And more big names will be on stage as part of the Full Spectrum program of talks: Cate Blanchett and Andrew Upton join Wesley Enoch and David McAllister and other creative couples to talk craft and collaboration as part of the Pillowtalk discussion at the Sydney Theatre; and Wendy Harmer will grill food, art, music, book and TV reviewers on their methods, and relevance, in Everyone’s A Critic. In Cultural Crushes, Kate McClymont, Peter FitzSimons and Amanda Hooton will interview the likes of Ben Quilty and Stephanie Alexander.
Roxburgh says curating Spectrum Now has been challenging – most festival directors do not spend their nights clashing swords as Cyrano De Bergerac as they’re putting a program together. But it has been equally inspiring, he says, to watch Sydney’s creative community join forces to put something together that was unique to the city, and which grew organically out of it.
“It’s become this really fantastic forum, and an opportunity for people to do their pop-ups and show their art and work with likeminded people,” he says. “It’s those conversations, those encounters, that creative a lively culture and environment – and that’s key to any great city.”

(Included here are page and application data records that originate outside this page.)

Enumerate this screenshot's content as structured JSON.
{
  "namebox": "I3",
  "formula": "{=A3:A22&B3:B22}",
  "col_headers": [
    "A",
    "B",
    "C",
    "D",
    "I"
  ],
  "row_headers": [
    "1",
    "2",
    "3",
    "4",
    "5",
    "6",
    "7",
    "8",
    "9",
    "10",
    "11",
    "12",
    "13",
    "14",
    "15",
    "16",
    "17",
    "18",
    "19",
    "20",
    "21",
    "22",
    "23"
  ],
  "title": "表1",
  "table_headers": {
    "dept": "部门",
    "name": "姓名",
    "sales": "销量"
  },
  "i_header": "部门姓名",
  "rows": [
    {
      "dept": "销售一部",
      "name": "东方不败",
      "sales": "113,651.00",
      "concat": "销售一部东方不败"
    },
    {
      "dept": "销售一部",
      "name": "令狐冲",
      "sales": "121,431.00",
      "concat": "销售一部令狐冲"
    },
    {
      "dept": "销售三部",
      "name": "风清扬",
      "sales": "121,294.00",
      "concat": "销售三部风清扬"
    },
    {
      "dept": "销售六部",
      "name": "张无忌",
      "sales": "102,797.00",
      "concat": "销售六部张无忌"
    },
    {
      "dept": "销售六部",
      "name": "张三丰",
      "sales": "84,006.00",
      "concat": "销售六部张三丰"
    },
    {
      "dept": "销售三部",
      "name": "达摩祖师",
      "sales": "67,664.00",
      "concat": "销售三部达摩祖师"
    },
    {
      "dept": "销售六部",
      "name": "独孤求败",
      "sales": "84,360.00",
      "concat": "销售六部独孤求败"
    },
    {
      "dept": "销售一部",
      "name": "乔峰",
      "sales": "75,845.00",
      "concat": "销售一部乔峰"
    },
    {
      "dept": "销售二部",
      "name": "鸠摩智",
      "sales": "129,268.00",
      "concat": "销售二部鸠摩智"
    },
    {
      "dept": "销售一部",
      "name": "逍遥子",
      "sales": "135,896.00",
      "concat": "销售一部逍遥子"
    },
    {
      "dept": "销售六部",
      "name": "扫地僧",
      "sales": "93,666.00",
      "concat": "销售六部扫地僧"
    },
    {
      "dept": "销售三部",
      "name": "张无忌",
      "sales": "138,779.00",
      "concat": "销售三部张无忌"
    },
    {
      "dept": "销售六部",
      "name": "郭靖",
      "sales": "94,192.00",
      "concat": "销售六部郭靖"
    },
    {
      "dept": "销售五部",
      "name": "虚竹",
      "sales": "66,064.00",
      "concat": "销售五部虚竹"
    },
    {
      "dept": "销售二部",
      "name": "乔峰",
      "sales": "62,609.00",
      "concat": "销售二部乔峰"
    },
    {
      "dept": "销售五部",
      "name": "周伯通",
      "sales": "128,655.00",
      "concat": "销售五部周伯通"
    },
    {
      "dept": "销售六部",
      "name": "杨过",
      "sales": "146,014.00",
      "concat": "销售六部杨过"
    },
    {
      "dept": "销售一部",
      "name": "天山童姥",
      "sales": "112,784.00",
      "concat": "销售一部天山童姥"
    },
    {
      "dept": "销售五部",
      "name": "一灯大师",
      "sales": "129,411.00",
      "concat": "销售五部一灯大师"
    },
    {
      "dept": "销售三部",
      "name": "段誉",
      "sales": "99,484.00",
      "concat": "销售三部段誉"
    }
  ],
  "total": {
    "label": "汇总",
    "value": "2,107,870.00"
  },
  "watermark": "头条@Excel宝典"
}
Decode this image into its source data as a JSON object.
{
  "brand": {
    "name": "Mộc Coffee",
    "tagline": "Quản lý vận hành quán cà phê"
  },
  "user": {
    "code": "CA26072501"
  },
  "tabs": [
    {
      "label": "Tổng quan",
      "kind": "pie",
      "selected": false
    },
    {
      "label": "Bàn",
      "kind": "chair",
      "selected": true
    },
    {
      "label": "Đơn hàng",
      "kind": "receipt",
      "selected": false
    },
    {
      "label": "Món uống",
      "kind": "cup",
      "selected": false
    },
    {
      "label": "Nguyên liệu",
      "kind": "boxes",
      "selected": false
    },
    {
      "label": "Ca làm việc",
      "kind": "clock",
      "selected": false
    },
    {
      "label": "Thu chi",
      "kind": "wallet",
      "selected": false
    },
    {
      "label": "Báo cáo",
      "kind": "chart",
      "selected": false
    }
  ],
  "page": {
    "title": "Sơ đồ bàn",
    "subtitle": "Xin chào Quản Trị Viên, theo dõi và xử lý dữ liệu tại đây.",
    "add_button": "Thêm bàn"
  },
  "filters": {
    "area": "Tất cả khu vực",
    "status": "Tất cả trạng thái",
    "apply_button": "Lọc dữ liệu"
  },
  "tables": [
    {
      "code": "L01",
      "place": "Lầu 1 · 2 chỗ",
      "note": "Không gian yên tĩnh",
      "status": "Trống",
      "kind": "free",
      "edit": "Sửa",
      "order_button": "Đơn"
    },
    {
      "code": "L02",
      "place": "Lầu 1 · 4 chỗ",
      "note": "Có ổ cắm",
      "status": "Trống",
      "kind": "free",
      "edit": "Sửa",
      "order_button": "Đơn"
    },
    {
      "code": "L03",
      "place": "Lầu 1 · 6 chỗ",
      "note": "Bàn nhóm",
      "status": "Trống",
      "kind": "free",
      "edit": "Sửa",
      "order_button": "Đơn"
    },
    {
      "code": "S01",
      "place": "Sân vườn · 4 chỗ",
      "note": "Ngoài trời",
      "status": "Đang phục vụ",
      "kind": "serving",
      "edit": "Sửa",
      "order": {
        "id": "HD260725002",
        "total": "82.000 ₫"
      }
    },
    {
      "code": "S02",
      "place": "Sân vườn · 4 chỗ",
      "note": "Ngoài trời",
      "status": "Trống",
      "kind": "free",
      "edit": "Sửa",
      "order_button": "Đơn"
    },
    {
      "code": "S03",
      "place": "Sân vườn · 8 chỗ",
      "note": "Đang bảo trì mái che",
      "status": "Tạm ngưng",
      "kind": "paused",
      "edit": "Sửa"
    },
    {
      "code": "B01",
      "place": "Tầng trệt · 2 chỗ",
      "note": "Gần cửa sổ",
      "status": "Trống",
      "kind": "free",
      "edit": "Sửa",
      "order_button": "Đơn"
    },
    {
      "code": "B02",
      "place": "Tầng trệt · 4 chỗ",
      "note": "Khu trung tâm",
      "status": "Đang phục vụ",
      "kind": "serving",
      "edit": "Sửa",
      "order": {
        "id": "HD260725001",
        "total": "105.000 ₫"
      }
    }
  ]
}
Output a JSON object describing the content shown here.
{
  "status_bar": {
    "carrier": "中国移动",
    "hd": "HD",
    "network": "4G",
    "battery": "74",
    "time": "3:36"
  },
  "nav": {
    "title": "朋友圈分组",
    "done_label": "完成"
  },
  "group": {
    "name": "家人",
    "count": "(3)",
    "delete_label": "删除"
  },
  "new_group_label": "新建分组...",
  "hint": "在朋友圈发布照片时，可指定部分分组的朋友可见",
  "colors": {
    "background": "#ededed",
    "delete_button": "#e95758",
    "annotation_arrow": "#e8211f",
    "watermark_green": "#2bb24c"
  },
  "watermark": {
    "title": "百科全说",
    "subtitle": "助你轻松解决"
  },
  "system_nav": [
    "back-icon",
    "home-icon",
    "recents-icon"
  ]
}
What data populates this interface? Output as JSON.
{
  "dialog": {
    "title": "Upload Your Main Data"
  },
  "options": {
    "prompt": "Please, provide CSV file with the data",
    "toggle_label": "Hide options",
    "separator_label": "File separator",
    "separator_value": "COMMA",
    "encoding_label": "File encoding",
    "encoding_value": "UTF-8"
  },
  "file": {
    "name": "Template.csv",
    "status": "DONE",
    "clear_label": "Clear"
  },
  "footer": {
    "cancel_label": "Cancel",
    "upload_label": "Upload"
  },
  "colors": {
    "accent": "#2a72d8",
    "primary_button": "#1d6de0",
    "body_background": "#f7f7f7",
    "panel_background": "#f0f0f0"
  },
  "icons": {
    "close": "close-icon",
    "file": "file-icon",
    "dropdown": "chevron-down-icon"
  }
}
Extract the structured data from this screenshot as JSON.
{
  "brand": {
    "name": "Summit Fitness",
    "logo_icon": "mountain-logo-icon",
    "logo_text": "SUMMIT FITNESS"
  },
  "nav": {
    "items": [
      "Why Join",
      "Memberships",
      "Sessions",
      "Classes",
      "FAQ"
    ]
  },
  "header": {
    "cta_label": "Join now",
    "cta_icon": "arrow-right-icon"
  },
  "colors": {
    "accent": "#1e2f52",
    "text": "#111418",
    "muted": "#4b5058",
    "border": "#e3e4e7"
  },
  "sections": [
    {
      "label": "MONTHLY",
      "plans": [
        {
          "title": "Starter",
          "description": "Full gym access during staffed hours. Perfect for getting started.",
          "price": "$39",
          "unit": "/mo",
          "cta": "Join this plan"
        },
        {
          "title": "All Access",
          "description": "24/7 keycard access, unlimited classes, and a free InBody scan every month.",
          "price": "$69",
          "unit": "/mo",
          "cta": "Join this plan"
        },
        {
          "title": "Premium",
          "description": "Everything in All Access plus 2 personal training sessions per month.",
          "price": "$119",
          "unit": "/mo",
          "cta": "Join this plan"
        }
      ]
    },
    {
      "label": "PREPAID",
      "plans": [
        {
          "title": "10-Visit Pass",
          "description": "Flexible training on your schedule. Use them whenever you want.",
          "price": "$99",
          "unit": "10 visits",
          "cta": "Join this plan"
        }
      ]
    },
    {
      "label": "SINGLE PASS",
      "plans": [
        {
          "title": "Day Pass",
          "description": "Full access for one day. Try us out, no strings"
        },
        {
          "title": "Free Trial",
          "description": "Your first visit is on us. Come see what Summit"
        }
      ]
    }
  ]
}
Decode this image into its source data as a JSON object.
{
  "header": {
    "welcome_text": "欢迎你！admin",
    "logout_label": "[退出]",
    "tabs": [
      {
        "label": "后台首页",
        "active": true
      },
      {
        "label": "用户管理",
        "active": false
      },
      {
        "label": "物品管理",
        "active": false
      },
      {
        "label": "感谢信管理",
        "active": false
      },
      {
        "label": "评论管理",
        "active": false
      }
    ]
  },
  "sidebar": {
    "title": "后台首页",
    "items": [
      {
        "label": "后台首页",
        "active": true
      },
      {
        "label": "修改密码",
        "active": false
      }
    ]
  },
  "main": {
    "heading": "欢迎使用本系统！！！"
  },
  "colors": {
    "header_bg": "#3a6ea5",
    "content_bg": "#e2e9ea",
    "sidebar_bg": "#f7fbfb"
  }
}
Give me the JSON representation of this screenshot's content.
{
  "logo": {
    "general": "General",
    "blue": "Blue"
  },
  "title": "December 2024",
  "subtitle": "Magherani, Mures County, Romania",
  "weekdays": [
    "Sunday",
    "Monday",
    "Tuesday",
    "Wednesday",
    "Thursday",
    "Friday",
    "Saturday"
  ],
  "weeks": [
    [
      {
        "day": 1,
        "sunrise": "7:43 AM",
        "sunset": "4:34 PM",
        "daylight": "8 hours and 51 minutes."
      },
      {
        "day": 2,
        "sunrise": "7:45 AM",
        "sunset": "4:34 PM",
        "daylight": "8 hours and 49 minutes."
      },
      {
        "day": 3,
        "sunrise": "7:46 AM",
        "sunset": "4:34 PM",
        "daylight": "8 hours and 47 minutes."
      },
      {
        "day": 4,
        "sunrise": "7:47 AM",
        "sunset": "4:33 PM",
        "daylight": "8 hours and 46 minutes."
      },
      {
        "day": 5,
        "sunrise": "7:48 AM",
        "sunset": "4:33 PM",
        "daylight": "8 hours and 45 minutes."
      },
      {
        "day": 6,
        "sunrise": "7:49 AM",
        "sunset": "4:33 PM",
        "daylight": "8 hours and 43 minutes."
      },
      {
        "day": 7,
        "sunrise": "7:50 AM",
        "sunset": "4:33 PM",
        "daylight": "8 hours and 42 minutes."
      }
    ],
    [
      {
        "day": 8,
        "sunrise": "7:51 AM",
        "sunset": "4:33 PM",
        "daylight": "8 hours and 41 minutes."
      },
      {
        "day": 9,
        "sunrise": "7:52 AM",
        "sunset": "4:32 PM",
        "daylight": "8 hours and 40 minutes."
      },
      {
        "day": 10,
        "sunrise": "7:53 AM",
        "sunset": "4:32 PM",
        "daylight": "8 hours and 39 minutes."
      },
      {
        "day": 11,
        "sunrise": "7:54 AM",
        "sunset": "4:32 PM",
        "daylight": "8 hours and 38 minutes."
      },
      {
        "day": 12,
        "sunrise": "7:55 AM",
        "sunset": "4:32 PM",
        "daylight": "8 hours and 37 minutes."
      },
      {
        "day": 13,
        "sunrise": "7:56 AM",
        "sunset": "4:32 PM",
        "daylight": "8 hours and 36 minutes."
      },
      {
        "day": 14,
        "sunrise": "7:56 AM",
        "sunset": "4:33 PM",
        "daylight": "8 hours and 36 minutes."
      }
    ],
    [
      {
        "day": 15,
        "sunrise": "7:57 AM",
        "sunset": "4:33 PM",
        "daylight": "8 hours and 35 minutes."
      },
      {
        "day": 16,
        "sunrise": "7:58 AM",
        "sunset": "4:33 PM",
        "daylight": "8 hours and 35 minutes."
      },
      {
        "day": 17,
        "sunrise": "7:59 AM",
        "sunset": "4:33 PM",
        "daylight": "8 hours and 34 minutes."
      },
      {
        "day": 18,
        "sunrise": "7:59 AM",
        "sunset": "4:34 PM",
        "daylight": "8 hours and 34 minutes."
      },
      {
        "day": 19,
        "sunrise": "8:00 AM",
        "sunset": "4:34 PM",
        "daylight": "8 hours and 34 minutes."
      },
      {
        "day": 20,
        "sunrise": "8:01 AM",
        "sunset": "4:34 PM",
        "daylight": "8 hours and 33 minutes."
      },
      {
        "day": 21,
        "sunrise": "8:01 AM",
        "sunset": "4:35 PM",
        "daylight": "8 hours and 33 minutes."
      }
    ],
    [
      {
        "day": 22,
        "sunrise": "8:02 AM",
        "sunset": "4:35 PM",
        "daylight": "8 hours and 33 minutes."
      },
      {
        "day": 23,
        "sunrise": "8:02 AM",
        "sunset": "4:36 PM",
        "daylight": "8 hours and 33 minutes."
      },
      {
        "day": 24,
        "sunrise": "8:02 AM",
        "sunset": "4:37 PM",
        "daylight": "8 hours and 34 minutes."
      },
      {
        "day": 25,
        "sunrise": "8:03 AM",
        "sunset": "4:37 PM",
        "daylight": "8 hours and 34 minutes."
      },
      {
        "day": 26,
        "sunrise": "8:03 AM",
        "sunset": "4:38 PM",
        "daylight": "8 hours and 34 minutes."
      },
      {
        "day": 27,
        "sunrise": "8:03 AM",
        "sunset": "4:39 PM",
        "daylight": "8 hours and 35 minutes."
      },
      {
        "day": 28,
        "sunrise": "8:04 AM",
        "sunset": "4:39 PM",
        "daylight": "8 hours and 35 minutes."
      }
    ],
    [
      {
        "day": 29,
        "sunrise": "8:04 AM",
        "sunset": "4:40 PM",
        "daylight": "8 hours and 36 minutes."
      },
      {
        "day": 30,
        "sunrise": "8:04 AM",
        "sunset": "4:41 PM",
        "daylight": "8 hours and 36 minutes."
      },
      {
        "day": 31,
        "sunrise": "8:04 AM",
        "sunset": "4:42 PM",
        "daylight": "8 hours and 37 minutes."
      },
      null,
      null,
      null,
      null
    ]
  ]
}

The Sydney Morning Herald Spectrum Now presented by ANZ runs March 11-29.